What was the biggest surprise, I wondered, that Williams felt once he started experiencing music-making at the Toronto Symphony on a regular basis? ‘Coming from Cleveland and hearing music-making at Severance Hall, there is a real passion for the orchestra that the fans connected with the Cleveland Orchestra have. I think when you work there, that feels quite normal. Then you step out of it and you realize, oh, no, no, that’s not normal: that’s Cleveland and its audience. I was quite surprised to experience here a very similar deep passion for this orchestra. I don’t know where that comes from. If I could bottle it and sell it, I would. I think there are many organisations that would like to buy it. It quite surprised me in a very good way. It reassured me that the path forward for this orchestra is bright, because there are people in this community who love it. Now, the job to do is to grow that club and to make sure that anyone who would like to be in that club feels welcomed and included in it. It’s not to say that audience development is not on the docket here, but there’s something about that passion that really touched me. I think part of it could be just the sheer quality of the orchestra. I think this orchestra is wildly underrated. The way that they play, especially with Gustavo Gimeno, is quite extraordinary.’

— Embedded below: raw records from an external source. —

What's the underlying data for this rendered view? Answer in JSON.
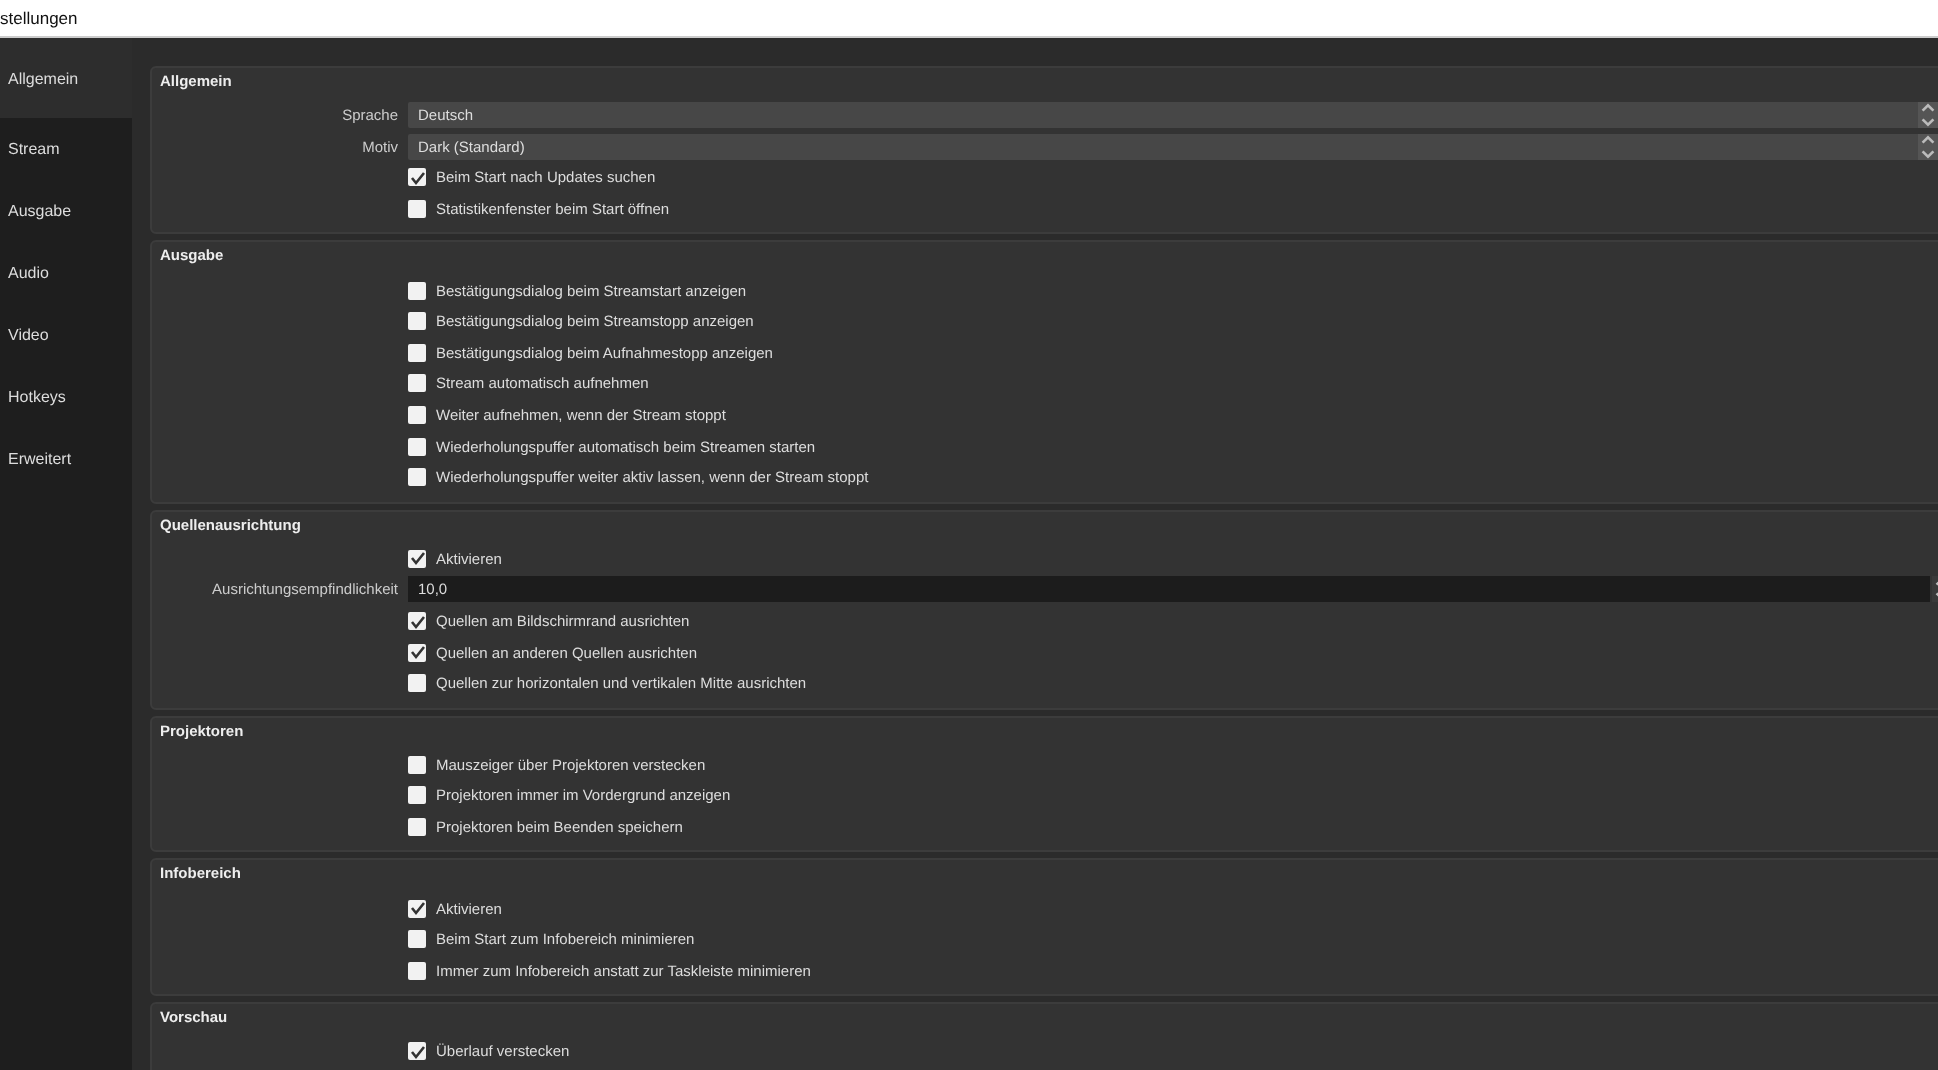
{
  "window": {
    "title": "stellungen"
  },
  "sidebar": {
    "items": [
      {
        "label": "Allgemein",
        "selected": true
      },
      {
        "label": "Stream",
        "selected": false
      },
      {
        "label": "Ausgabe",
        "selected": false
      },
      {
        "label": "Audio",
        "selected": false
      },
      {
        "label": "Video",
        "selected": false
      },
      {
        "label": "Hotkeys",
        "selected": false
      },
      {
        "label": "Erweitert",
        "selected": false
      }
    ]
  },
  "groups": [
    {
      "title": "Allgemein",
      "rows": [
        {
          "kind": "select",
          "label": "Sprache",
          "value": "Deutsch"
        },
        {
          "kind": "select",
          "label": "Motiv",
          "value": "Dark (Standard)"
        },
        {
          "kind": "checkbox",
          "label": "Beim Start nach Updates suchen",
          "checked": true
        },
        {
          "kind": "checkbox",
          "label": "Statistikenfenster beim Start öffnen",
          "checked": false
        }
      ]
    },
    {
      "title": "Ausgabe",
      "rows": [
        {
          "kind": "checkbox",
          "label": "Bestätigungsdialog beim Streamstart anzeigen",
          "checked": false
        },
        {
          "kind": "checkbox",
          "label": "Bestätigungsdialog beim Streamstopp anzeigen",
          "checked": false
        },
        {
          "kind": "checkbox",
          "label": "Bestätigungsdialog beim Aufnahmestopp anzeigen",
          "checked": false
        },
        {
          "kind": "checkbox",
          "label": "Stream automatisch aufnehmen",
          "checked": false
        },
        {
          "kind": "checkbox",
          "label": "Weiter aufnehmen, wenn der Stream stoppt",
          "checked": false
        },
        {
          "kind": "checkbox",
          "label": "Wiederholungspuffer automatisch beim Streamen starten",
          "checked": false
        },
        {
          "kind": "checkbox",
          "label": "Wiederholungspuffer weiter aktiv lassen, wenn der Stream stoppt",
          "checked": false
        }
      ]
    },
    {
      "title": "Quellenausrichtung",
      "rows": [
        {
          "kind": "checkbox",
          "label": "Aktivieren",
          "checked": true
        },
        {
          "kind": "spin",
          "label": "Ausrichtungsempfindlichkeit",
          "value": "10,0"
        },
        {
          "kind": "checkbox",
          "label": "Quellen am Bildschirmrand ausrichten",
          "checked": true
        },
        {
          "kind": "checkbox",
          "label": "Quellen an anderen Quellen ausrichten",
          "checked": true
        },
        {
          "kind": "checkbox",
          "label": "Quellen zur horizontalen und vertikalen Mitte ausrichten",
          "checked": false
        }
      ]
    },
    {
      "title": "Projektoren",
      "rows": [
        {
          "kind": "checkbox",
          "label": "Mauszeiger über Projektoren verstecken",
          "checked": false
        },
        {
          "kind": "checkbox",
          "label": "Projektoren immer im Vordergrund anzeigen",
          "checked": false
        },
        {
          "kind": "checkbox",
          "label": "Projektoren beim Beenden speichern",
          "checked": false
        }
      ]
    },
    {
      "title": "Infobereich",
      "rows": [
        {
          "kind": "checkbox",
          "label": "Aktivieren",
          "checked": true
        },
        {
          "kind": "checkbox",
          "label": "Beim Start zum Infobereich minimieren",
          "checked": false
        },
        {
          "kind": "checkbox",
          "label": "Immer zum Infobereich anstatt zur Taskleiste minimieren",
          "checked": false
        }
      ]
    },
    {
      "title": "Vorschau",
      "rows": [
        {
          "kind": "checkbox",
          "label": "Überlauf verstecken",
          "checked": true
        }
      ]
    }
  ]
}
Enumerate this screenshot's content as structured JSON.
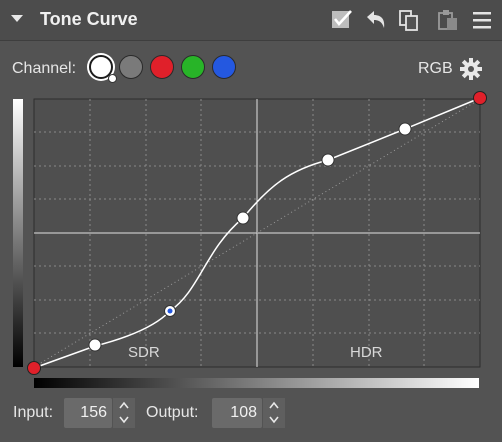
{
  "panel": {
    "title": "Tone Curve",
    "header_icons": [
      "checkbox-icon",
      "undo-icon",
      "copy-icon",
      "paste-icon",
      "menu-icon"
    ]
  },
  "channel": {
    "label": "Channel:",
    "options": [
      {
        "name": "luminance",
        "color": "#ffffff",
        "selected": true
      },
      {
        "name": "gray",
        "color": "#7a7a7a",
        "selected": false
      },
      {
        "name": "red",
        "color": "#e0202a",
        "selected": false
      },
      {
        "name": "green",
        "color": "#28b428",
        "selected": false
      },
      {
        "name": "blue",
        "color": "#2458e0",
        "selected": false
      }
    ],
    "mode_label": "RGB"
  },
  "curve": {
    "zone_left": "SDR",
    "zone_right": "HDR"
  },
  "io": {
    "input_label": "Input:",
    "input_value": "156",
    "output_label": "Output:",
    "output_value": "108"
  }
}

Williams, too, recognises that hunger audiences have now that live music-making is back approaching ‘normality’. And he’s been gratified by seeing first timers coming to the Toronto Symphony. ‘One of the things that I think a lot about is: how do we bring everyone in our hall together – and along? You have those folks who’ve been going to concerts for ever, and they know the rules and they know the drill. How do we not put those people in the role of gatekeepers for the people who don’t? When I’m in the concert hall and between movements one and two of a piano concerto or a symphony or whatever, the audience bursts out into applause, they don’t know “the rules”, but they enjoyed what they heard and they’re reacting to it, and I am thrilled that they are here. I don’t want us to cultivate the reaction of “Why can’t these people learn the rules or leave our space?” How do we bring those folks who have been going to concerts and supporting orchestras for all of these years, how do we bring them into the fold to say, “These new people are important. You love this art form. Don’t you want it to continue? If you want it to continue, if you want it to thrive, then let’s welcome these folks in and make them part of our community.” So can we have a little grace for people who are in the concert hall, who are really enjoying what’s happening? Let’s encourage that joy!’